Items from an interface collection
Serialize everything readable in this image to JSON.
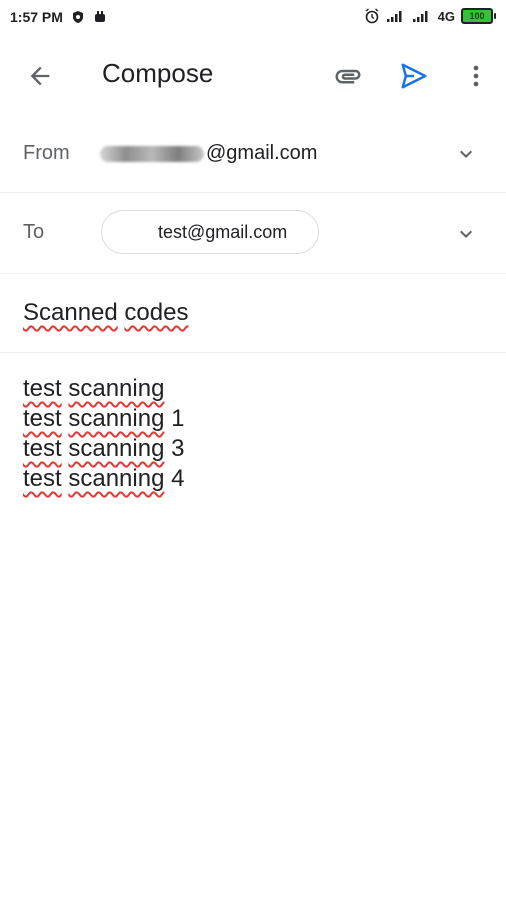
{
  "status_bar": {
    "time": "1:57 PM",
    "network": "4G",
    "battery": "100",
    "icons": [
      "vpn-shield-icon",
      "notification-app-icon",
      "alarm-icon",
      "signal-icon",
      "signal-icon",
      "battery-icon"
    ],
    "battery_color": "#35c23a"
  },
  "app_bar": {
    "title": "Compose",
    "icons": [
      "back-arrow-icon",
      "paperclip-icon",
      "send-icon",
      "more-vert-icon"
    ],
    "accent": "#1a73e8"
  },
  "from": {
    "label": "From",
    "value": "@gmail.com"
  },
  "to": {
    "label": "To",
    "recipient": "test@gmail.com"
  },
  "subject": {
    "word1": "Scanned",
    "word2": "codes"
  },
  "body": {
    "lines": [
      {
        "w1": "test",
        "w2": "scanning",
        "n": ""
      },
      {
        "w1": "test",
        "w2": "scanning",
        "n": "1"
      },
      {
        "w1": "test",
        "w2": "scanning",
        "n": "3"
      },
      {
        "w1": "test",
        "w2": "scanning",
        "n": "4"
      }
    ]
  },
  "colors": {
    "spellcheck": "#e53935",
    "divider": "#eceff1"
  }
}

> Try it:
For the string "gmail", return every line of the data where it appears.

> The completed task:
    "value": "@gmail.com"
    "recipient": "test@gmail.com"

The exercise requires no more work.